“Feeding the kitty” is a common point of discussion among full-time and part-time cruising folk. Maintaining the boat, adding or replacing equipment, living expenses, fuel, travel expenses … everything adds up and without a solid plan and/or regular income source, cruising can quickly become a memory instead of a way of life.
If you plan to remain in your home country, working is easy. Some folks we know maintain regular jobs, live aboard in a marina and sail away on weekends, holidays and vacations This is very restrictive, but they're still living on a boat. Others pick up casual work in the different ports they visit. If they have a specific skill, canvas work or rigging, for instance, they can usually pick up some work easily. Otherwise, a local chandlery or West Marine is usually hiring.
Sailing out of your home country, however, poses a whole other set of issues if you plan to work. First of all, unless you have a work visa, it's usually against the law to work in other countries. Again, if you have a specific trade you can sometimes offer it to other yachties. We've met dentists, barbers, vets, and riggers who sell their services to other cruisers. Some artists create jewelry and artwork to sell along the way. We've met some consultants and full-time writers who work from their boats. Communication is sometimes an issue, but with a little foresight, they manage. Some cruisers have found casual work in foreign ports and get paid “under the table”, but it's not something you can rely on.
That said, seasonal work, like fruit picking for instance, can provide a short-term, legal influx of cash if you're physically willing and able. Teaching English might also be a valid alternative, although when I taught English in Ecuador, it was gratis.
A growing number of folks we've met, cruise for half a year, leave their boats in a local marina and go home to work. After all, there's usually a good season for sailing and a bad season, no matter where we go. Go home for hurricane/cyclone/rainy season and work. Come back when the weather is fair, the sailing is good and the kitty has been replenished.
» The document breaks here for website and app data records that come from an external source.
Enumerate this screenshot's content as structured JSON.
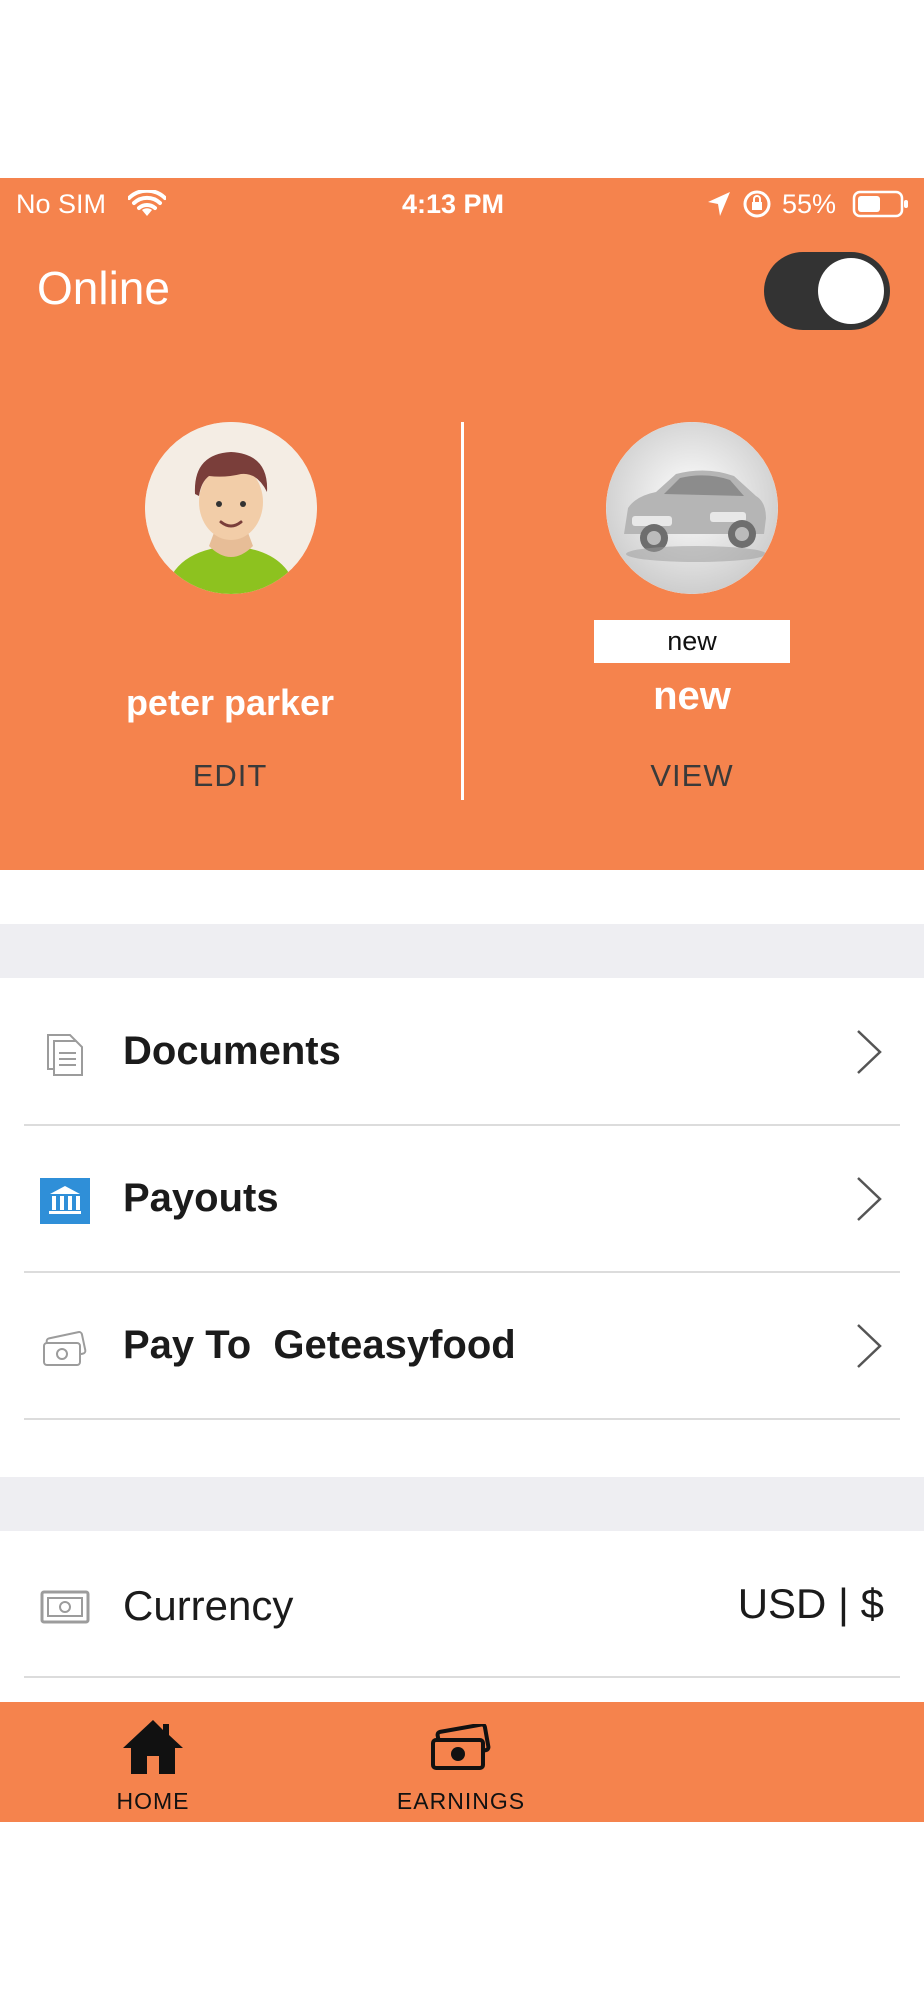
{
  "status_bar": {
    "carrier": "No SIM",
    "time": "4:13 PM",
    "battery": "55%"
  },
  "header": {
    "status_label": "Online",
    "toggle_on": true
  },
  "profile": {
    "name": "peter parker",
    "action": "EDIT"
  },
  "vehicle": {
    "tag": "new",
    "name": "new",
    "action": "VIEW"
  },
  "menu": {
    "items": [
      {
        "label": "Documents",
        "icon": "document-icon"
      },
      {
        "label": "Payouts",
        "icon": "bank-icon"
      },
      {
        "label": "Pay To  Geteasyfood",
        "icon": "cash-icon"
      }
    ]
  },
  "settings": {
    "currency_label": "Currency",
    "currency_value": "USD | $"
  },
  "bottom_nav": {
    "items": [
      {
        "label": "HOME",
        "icon": "home-icon"
      },
      {
        "label": "EARNINGS",
        "icon": "money-icon"
      }
    ]
  },
  "colors": {
    "accent": "#f5834d",
    "band": "#eeeef2"
  }
}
As an electrical engineer, David has helped innumerable other boats with electrical problems, but he's never felt comfortable charging people for his services. Cruisers help other cruisers. There's not usually any financial remuneration involved. Any work he's done ashore fixing generators and solar panels is all gratis to the local community. We get paid in friendship, fresh fruits and veggies and sometimes lobsters. These feed us, but not the kitty. Don't count on other cruisers as a good income source. We're a rather parsimonious lot by nature.
We do write articles for several sailing magazines and get paid for them. Marcie sells photographs once in awhile. Neither of these provide enough to live on. So... do we work along the way. No. We bought our boat outright, paid off all debt before leaving to cruise, had adequate savings and stick to a reasonable budget. Recently, we've started collecting Social Security. It's not much, but the kitty loves it.